The plane was in a 45 degree nosedive as I wrestled with the yoke to control the plane. I could hear passengers screaming with fear. How am I going to slow down this plane? My arms burned as I reached forward, and pulled the lever to deploy the speed brakes to 100%. My whole body was falling forward; the only thing holding me in was my belt that carved into my stomach. I must have lost all of my air; my heart beat faster, and I was panting to stay conscious. I used all of my strength to reach forward, and grab the control column. I gripped it so tightly my knuckles turned white. I heaved it all the way back, my muscles tightened as I struggled to hold the yoke back. The plane slowly pulled up, exerting a great deal of G-force on the airframe and everyone on board. My legs stiffened so much that I couldn’t feel them. They must have hit the rudder pedals because the plane yawed left and right a little bit. I ignored the passengers’ wails as best as I could. One of the overhead baggage compartments got unlatched, allowing suitcases to fly about the cabin. As the overspeed alarm continued to go off, I was thrown into the bottom corner of my seat. The altimeter on my instrument panel now read 3,000 feet.

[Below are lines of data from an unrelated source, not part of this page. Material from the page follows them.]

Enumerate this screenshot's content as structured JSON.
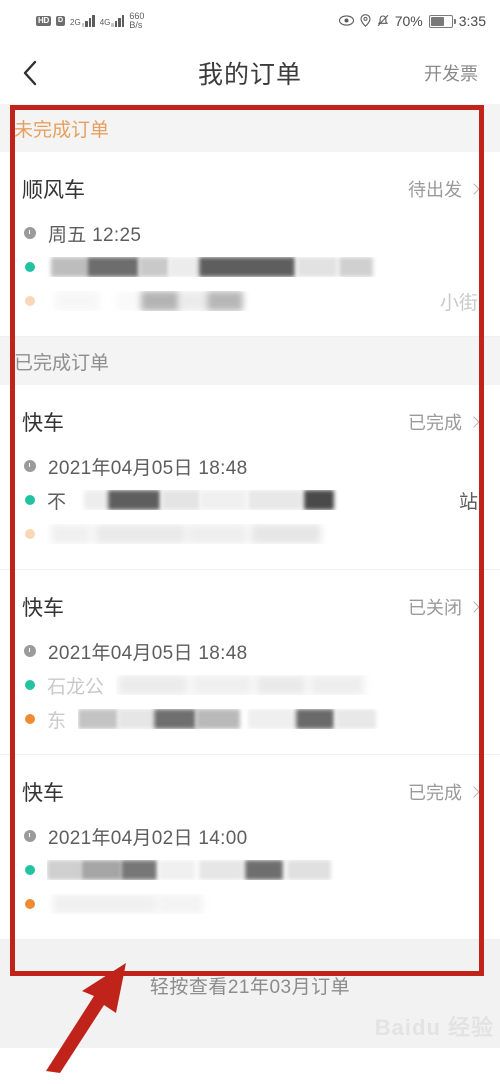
{
  "statusbar": {
    "hd_label": "HD",
    "volte_label": "D",
    "net1_label": "2G",
    "net2_label": "4G",
    "speed_value": "660",
    "speed_unit": "B/s",
    "eye_icon": "eye-icon",
    "location_icon": "location-pin-icon",
    "mute_icon": "bell-muted-icon",
    "battery_percent": "70%",
    "time": "3:35"
  },
  "navbar": {
    "back_icon": "chevron-left-icon",
    "title": "我的订单",
    "action_label": "开发票"
  },
  "sections": [
    {
      "id": "pending",
      "title": "未完成订单",
      "color": "#e5a05f",
      "orders": [
        {
          "type": "顺风车",
          "status": "待出发",
          "time": "周五 12:25",
          "origin_visible": "",
          "destination_visible": "小街"
        }
      ]
    },
    {
      "id": "completed",
      "title": "已完成订单",
      "color": "#8f8f8f",
      "orders": [
        {
          "type": "快车",
          "status": "已完成",
          "time": "2021年04月05日 18:48",
          "origin_visible": "不",
          "origin_tail": "站",
          "destination_visible": ""
        },
        {
          "type": "快车",
          "status": "已关闭",
          "time": "2021年04月05日 18:48",
          "origin_visible": "石龙公",
          "destination_visible": "东"
        },
        {
          "type": "快车",
          "status": "已完成",
          "time": "2021年04月02日 14:00",
          "origin_visible": "",
          "destination_visible": ""
        }
      ]
    }
  ],
  "footer": {
    "hint": "轻按查看21年03月订单",
    "watermark": "Baidu 经验"
  },
  "annotation": {
    "box_color": "#c0231a",
    "arrow_color": "#c0231a"
  }
}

The plane plummeted at an extremely dangerous rate of descent at 25,000 feet per minute. While the rate of descent had slowed to 10,000 feet per minute, we were still alarmingly close to the ground. The altimeter was violently spinning counter-clockwise. When we hit the 2,000 foot mark, what felt like every terrain alarm blared. Pull Up Terrain, pull up terrain, pull u-terrai-pull u-terrain… All of the alarms blurred together into one undecipherable word.
At 1,000, feet I looked at First Officer Charlie Walters. His resigned eyes looked back at me as he picked up the phone, and said solemnly, “This is your First Officer. Brace for impact.” I gazed up from the instrument panel and felt a strange sense of peace. My muscles relaxed as I saw an open, lush, green field, dotted with grazing sheep. The yoke fell back into a neutral position. We’re not going to hit the ground. There were a few men running in and out of a deep red barn in the distance. One of them looked to the sky, and they stopped in their tracks and looked straight at me. We can’t hit the ground! The men dropped everything in their hands and ran to the sides of the farm.
Oh, God, no. There was a loud bang. Then everything went black.